(Beginning of Given information)

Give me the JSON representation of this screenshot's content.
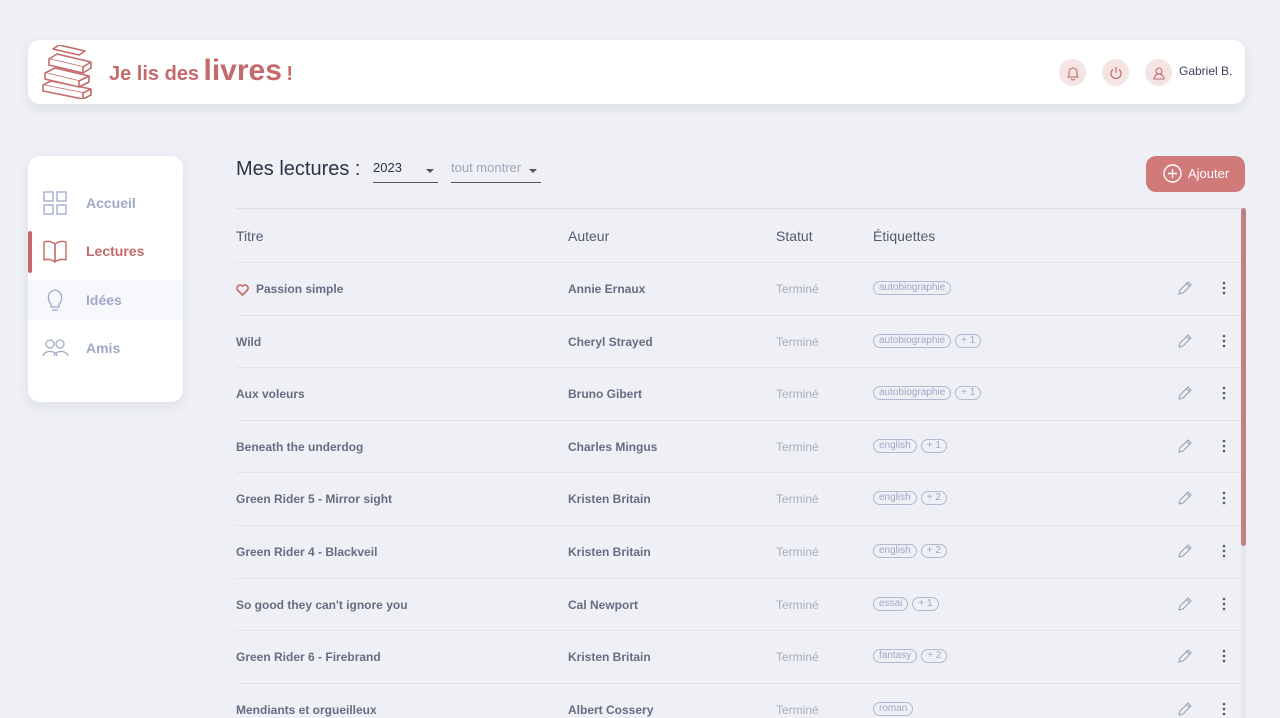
{
  "header": {
    "logo_prefix": "Je lis des",
    "logo_word": "livres",
    "logo_suffix": "!",
    "user_name": "Gabriel B."
  },
  "sidebar": {
    "items": [
      {
        "label": "Accueil",
        "icon": "grid-icon"
      },
      {
        "label": "Lectures",
        "icon": "book-open-icon",
        "active": true
      },
      {
        "label": "Idées",
        "icon": "lightbulb-icon"
      },
      {
        "label": "Amis",
        "icon": "users-icon"
      }
    ]
  },
  "main": {
    "title": "Mes lectures :",
    "year_select": "2023",
    "filter_select": "tout montrer",
    "add_button": "Ajouter"
  },
  "table": {
    "headers": [
      "Titre",
      "Auteur",
      "Statut",
      "Étiquettes"
    ],
    "rows": [
      {
        "title": "Passion simple",
        "author": "Annie Ernaux",
        "status": "Terminé",
        "tag": "autobiographie",
        "extra": "",
        "favorite": true
      },
      {
        "title": "Wild",
        "author": "Cheryl Strayed",
        "status": "Terminé",
        "tag": "autobiographie",
        "extra": "+ 1"
      },
      {
        "title": "Aux voleurs",
        "author": "Bruno Gibert",
        "status": "Terminé",
        "tag": "autobiographie",
        "extra": "+ 1"
      },
      {
        "title": "Beneath the underdog",
        "author": "Charles Mingus",
        "status": "Terminé",
        "tag": "english",
        "extra": "+ 1"
      },
      {
        "title": "Green Rider 5 - Mirror sight",
        "author": "Kristen Britain",
        "status": "Terminé",
        "tag": "english",
        "extra": "+ 2"
      },
      {
        "title": "Green Rider 4 - Blackveil",
        "author": "Kristen Britain",
        "status": "Terminé",
        "tag": "english",
        "extra": "+ 2"
      },
      {
        "title": "So good they can't ignore you",
        "author": "Cal Newport",
        "status": "Terminé",
        "tag": "essai",
        "extra": "+ 1"
      },
      {
        "title": "Green Rider 6 - Firebrand",
        "author": "Kristen Britain",
        "status": "Terminé",
        "tag": "fantasy",
        "extra": "+ 2"
      },
      {
        "title": "Mendiants et orgueilleux",
        "author": "Albert Cossery",
        "status": "Terminé",
        "tag": "roman",
        "extra": ""
      }
    ]
  },
  "colors": {
    "accent": "#c46a6a",
    "button": "#d17a7a",
    "background": "#eef0f5"
  }
}
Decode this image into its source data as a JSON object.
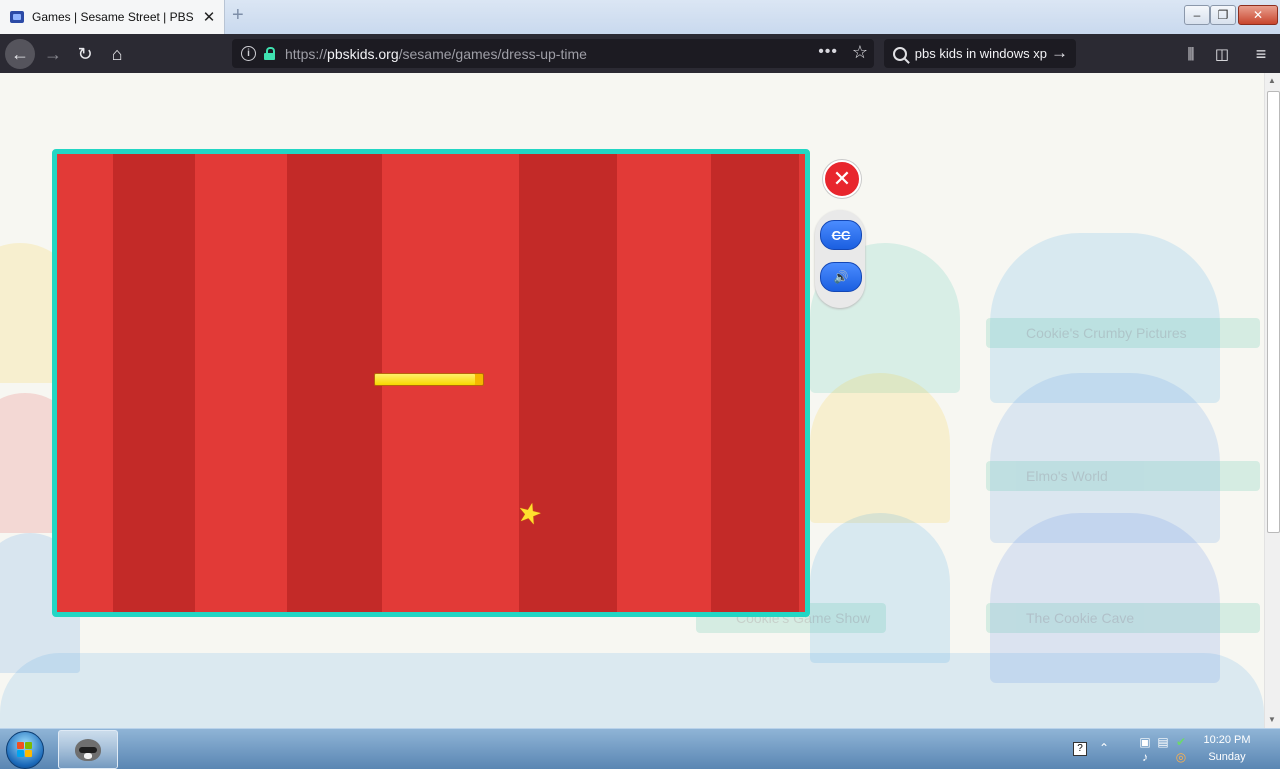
{
  "browser": {
    "tab_title": "Games | Sesame Street | PBS KIDS",
    "new_tab_symbol": "+",
    "url_prefix": "https://",
    "url_host": "pbskids.org",
    "url_path": "/sesame/games/dress-up-time",
    "page_actions": "•••",
    "search_query": "pbs kids in windows xp",
    "window_controls": {
      "minimize": "–",
      "restore": "❐",
      "close": "✕"
    }
  },
  "background": {
    "game_titles": [
      "Cookie's Crumby Pictures",
      "Elmo's World",
      "The Cookie Cave",
      "Cookie's Game Show"
    ]
  },
  "game": {
    "loading_progress": 0.93,
    "curtain_color": "#e23a37",
    "curtain_shadow_color": "#c32a28",
    "frame_color": "#22d6c4",
    "close_label": "✕",
    "cc_label": "CC",
    "sound_label": "🔊"
  },
  "taskbar": {
    "clock_time": "10:20 PM",
    "clock_day": "Sunday",
    "help_icon": "?"
  }
}
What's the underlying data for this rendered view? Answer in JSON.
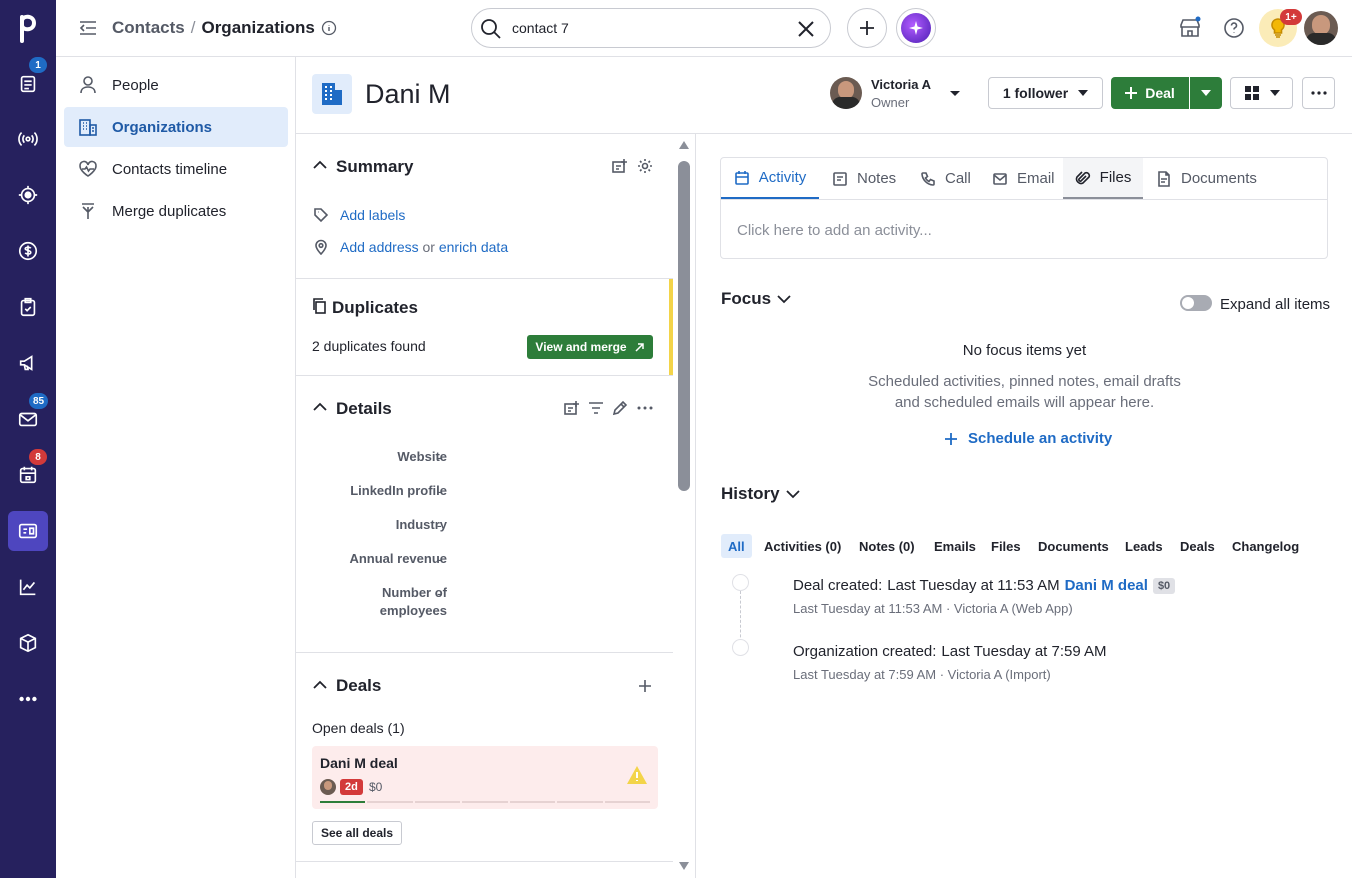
{
  "rail": {
    "items": [
      {
        "icon": "pipedrive-logo-icon"
      },
      {
        "icon": "leads-inbox-icon",
        "badge": "1"
      },
      {
        "icon": "broadcast-icon"
      },
      {
        "icon": "target-icon"
      },
      {
        "icon": "deals-dollar-icon"
      },
      {
        "icon": "tasks-clipboard-icon"
      },
      {
        "icon": "campaigns-megaphone-icon"
      },
      {
        "icon": "mail-icon",
        "badge": "85"
      },
      {
        "icon": "calendar-icon",
        "badge": "8"
      },
      {
        "icon": "contacts-card-icon"
      },
      {
        "icon": "insights-chart-icon"
      },
      {
        "icon": "products-box-icon"
      },
      {
        "icon": "more-icon"
      }
    ],
    "badge_colors": {
      "leads": "#1f6bc5",
      "mail": "#1f6bc5",
      "calendar": "#d33a3a"
    }
  },
  "topbar": {
    "breadcrumb_parent": "Contacts",
    "breadcrumb_sep": "/",
    "breadcrumb_current": "Organizations",
    "search_value": "contact 7",
    "notification_badge": "1+"
  },
  "sidenav": {
    "items": [
      {
        "label": "People"
      },
      {
        "label": "Organizations"
      },
      {
        "label": "Contacts timeline"
      },
      {
        "label": "Merge duplicates"
      }
    ]
  },
  "header": {
    "org_name": "Dani M",
    "owner_name": "Victoria A",
    "owner_role": "Owner",
    "follower_label": "1 follower",
    "deal_button": "Deal"
  },
  "summary": {
    "title": "Summary",
    "add_labels": "Add labels",
    "add_address": "Add address",
    "or_text": "or",
    "enrich_data": "enrich data"
  },
  "duplicates": {
    "title": "Duplicates",
    "found_text": "2 duplicates found",
    "merge_button": "View and merge"
  },
  "details": {
    "title": "Details",
    "fields": [
      {
        "label": "Website",
        "value": "-"
      },
      {
        "label": "LinkedIn profile",
        "value": "-"
      },
      {
        "label": "Industry",
        "value": "-"
      },
      {
        "label": "Annual revenue",
        "value": "-"
      },
      {
        "label_line1": "Number of",
        "label_line2": "employees",
        "value": "-"
      }
    ]
  },
  "deals": {
    "title": "Deals",
    "open_deals": "Open deals (1)",
    "deal_name": "Dani M deal",
    "deal_age": "2d",
    "deal_value": "$0",
    "see_all": "See all deals"
  },
  "activity_tabs": {
    "tabs": [
      {
        "label": "Activity"
      },
      {
        "label": "Notes"
      },
      {
        "label": "Call"
      },
      {
        "label": "Email"
      },
      {
        "label": "Files"
      },
      {
        "label": "Documents"
      }
    ],
    "placeholder": "Click here to add an activity..."
  },
  "focus": {
    "title": "Focus",
    "expand_label": "Expand all items",
    "empty_title": "No focus items yet",
    "empty_line1": "Scheduled activities, pinned notes, email drafts",
    "empty_line2": "and scheduled emails will appear here.",
    "schedule_link": "Schedule an activity"
  },
  "history": {
    "title": "History",
    "filters": [
      {
        "label": "All"
      },
      {
        "label": "Activities (0)"
      },
      {
        "label": "Notes (0)"
      },
      {
        "label": "Emails"
      },
      {
        "label": "Files"
      },
      {
        "label": "Documents"
      },
      {
        "label": "Leads"
      },
      {
        "label": "Deals"
      },
      {
        "label": "Changelog"
      }
    ],
    "events": [
      {
        "title": "Deal created",
        "when": "Last Tuesday at 11:53 AM",
        "link": "Dani M deal",
        "badge": "$0",
        "meta": "Last Tuesday at 11:53 AM · Victoria A (Web App)"
      },
      {
        "title": "Organization created",
        "when": "Last Tuesday at 7:59 AM",
        "meta": "Last Tuesday at 7:59 AM · Victoria A (Import)"
      }
    ]
  },
  "colors": {
    "rail_bg": "#26215e",
    "accent_blue": "#1f6bc5",
    "deal_green": "#2d7d3a",
    "warning_yellow": "#f3d449"
  }
}
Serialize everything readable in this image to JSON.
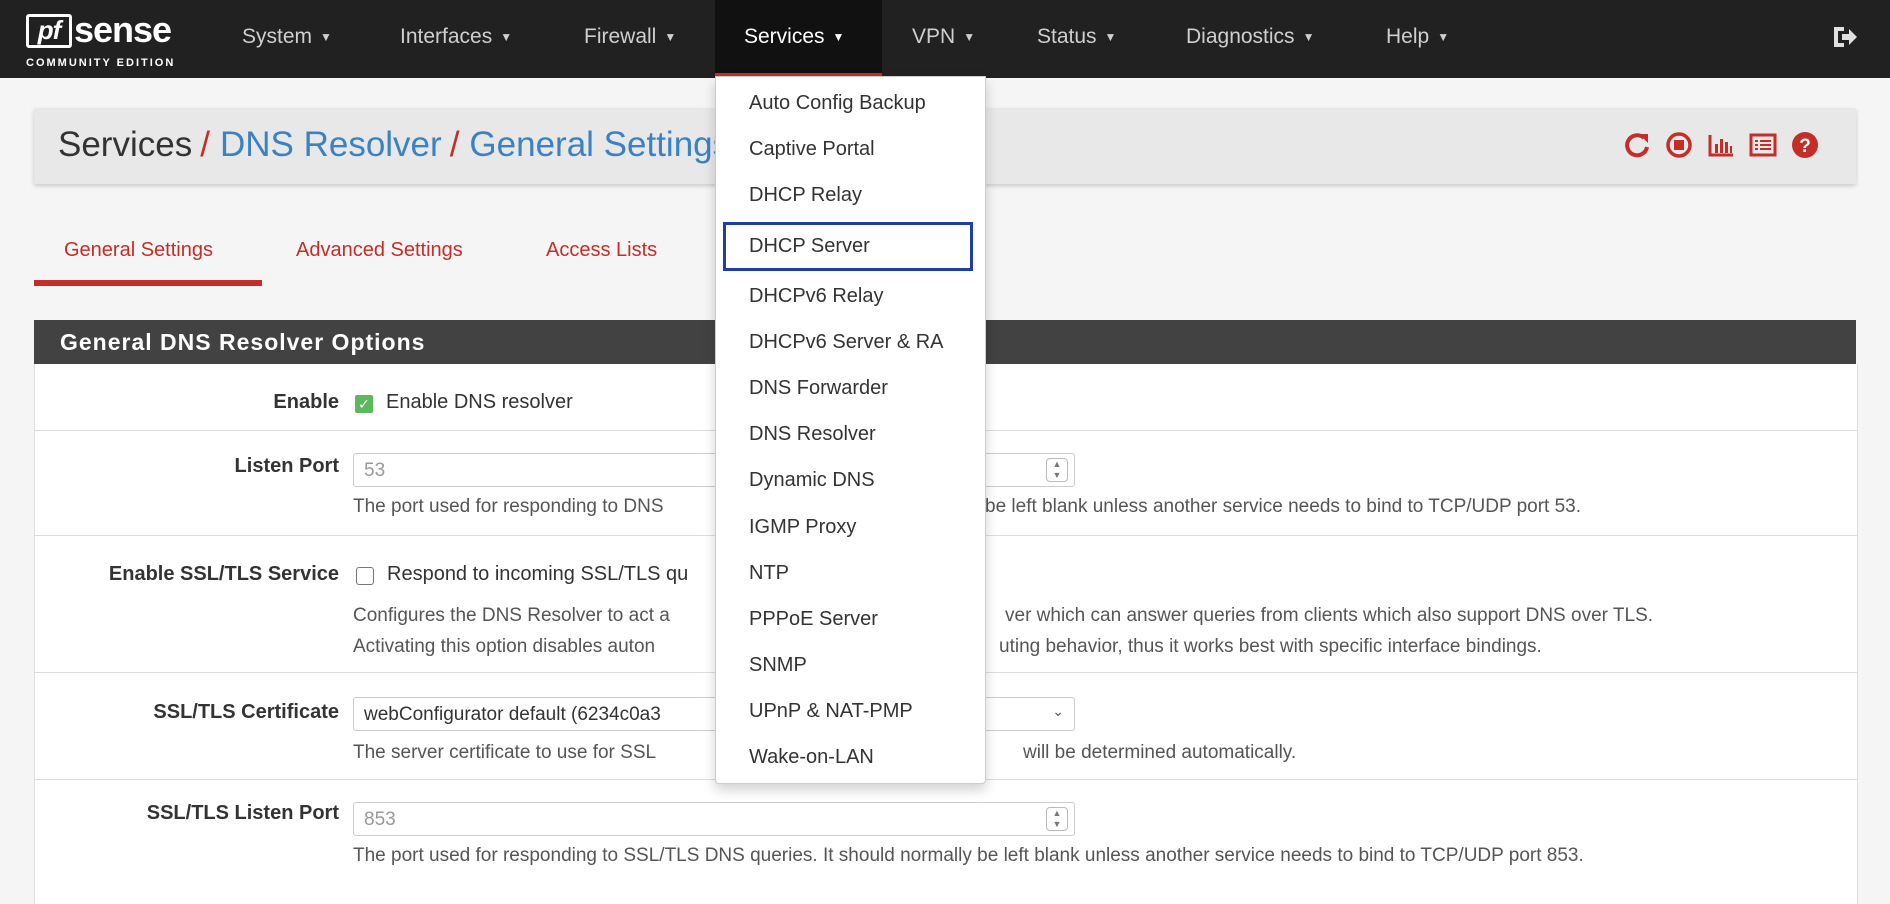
{
  "brand": {
    "name_prefix": "pf",
    "name_suffix": "sense",
    "edition": "COMMUNITY EDITION"
  },
  "nav": {
    "items": [
      "System",
      "Interfaces",
      "Firewall",
      "Services",
      "VPN",
      "Status",
      "Diagnostics",
      "Help"
    ],
    "active": "Services",
    "logout_icon": "sign-out-icon"
  },
  "breadcrumb": {
    "root": "Services",
    "section": "DNS Resolver",
    "page": "General Settings",
    "separator": "/"
  },
  "header_icons": [
    "reload-icon",
    "stop-icon",
    "chart-icon",
    "list-icon",
    "help-icon"
  ],
  "tabs": [
    "General Settings",
    "Advanced Settings",
    "Access Lists"
  ],
  "active_tab": "General Settings",
  "panel": {
    "title": "General DNS Resolver Options"
  },
  "form": {
    "enable": {
      "label": "Enable",
      "checkbox_label": "Enable DNS resolver",
      "checked": true
    },
    "listen_port": {
      "label": "Listen Port",
      "value": "53",
      "help_left": "The port used for responding to DNS",
      "help_right": "be left blank unless another service needs to bind to TCP/UDP port 53."
    },
    "ssl_tls": {
      "label": "Enable SSL/TLS Service",
      "checkbox_label": "Respond to incoming SSL/TLS qu",
      "checked": false,
      "help_line1_left": "Configures the DNS Resolver to act a",
      "help_line1_right": "ver which can answer queries from clients which also support DNS over TLS.",
      "help_line2_left": "Activating this option disables auton",
      "help_line2_right": "uting behavior, thus it works best with specific interface bindings."
    },
    "ssl_cert": {
      "label": "SSL/TLS Certificate",
      "value": "webConfigurator default (6234c0a3",
      "help_left": "The server certificate to use for SSL",
      "help_right": "will be determined automatically."
    },
    "ssl_port": {
      "label": "SSL/TLS Listen Port",
      "placeholder": "853",
      "help": "The port used for responding to SSL/TLS DNS queries. It should normally be left blank unless another service needs to bind to TCP/UDP port 853."
    }
  },
  "services_menu": {
    "items": [
      "Auto Config Backup",
      "Captive Portal",
      "DHCP Relay",
      "DHCP Server",
      "DHCPv6 Relay",
      "DHCPv6 Server & RA",
      "DNS Forwarder",
      "DNS Resolver",
      "Dynamic DNS",
      "IGMP Proxy",
      "NTP",
      "PPPoE Server",
      "SNMP",
      "UPnP & NAT-PMP",
      "Wake-on-LAN"
    ],
    "highlighted": "DHCP Server"
  },
  "colors": {
    "accent": "#c42e28",
    "link": "#3a82c4",
    "navbar": "#212121",
    "highlight_box": "#1f3fa6",
    "check_green": "#5cb85c"
  }
}
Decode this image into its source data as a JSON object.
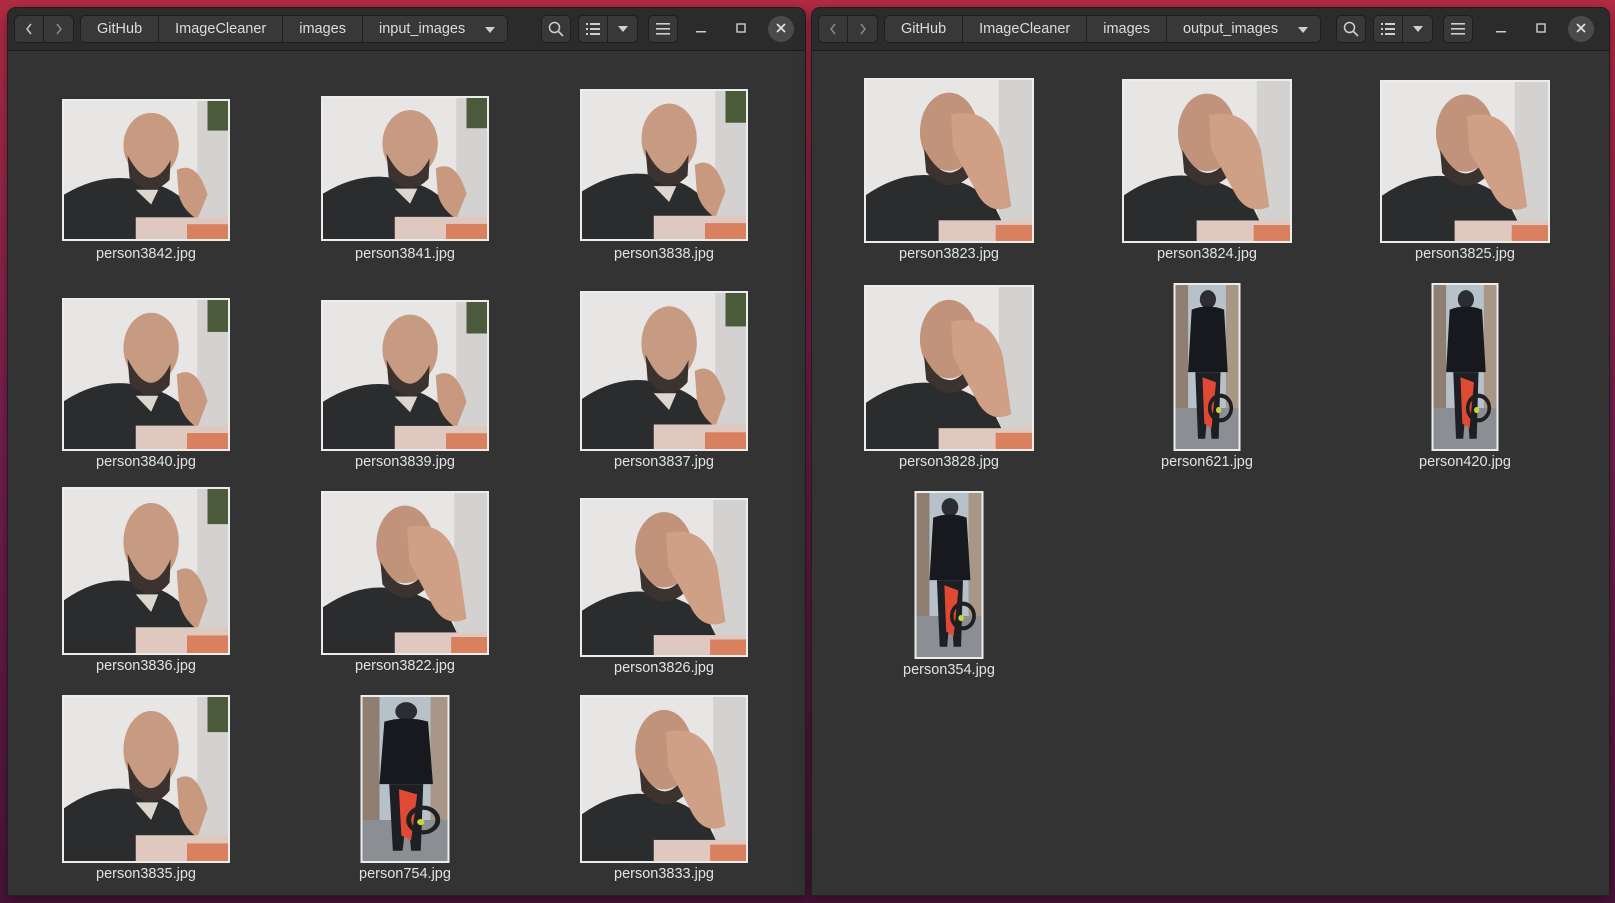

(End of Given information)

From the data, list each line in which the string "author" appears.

# Result of this task:
        "author": "Annie Ernaux",
        "author": "Cheryl Strayed",
        "author": "Bruno Gibert",
        "author": "Charles Mingus",
        "author": "Kristen Britain",
        "author": "Kristen Britain",
        "author": "Cal Newport",
        "author": "Kristen Britain",
        "author": "Albert Cossery",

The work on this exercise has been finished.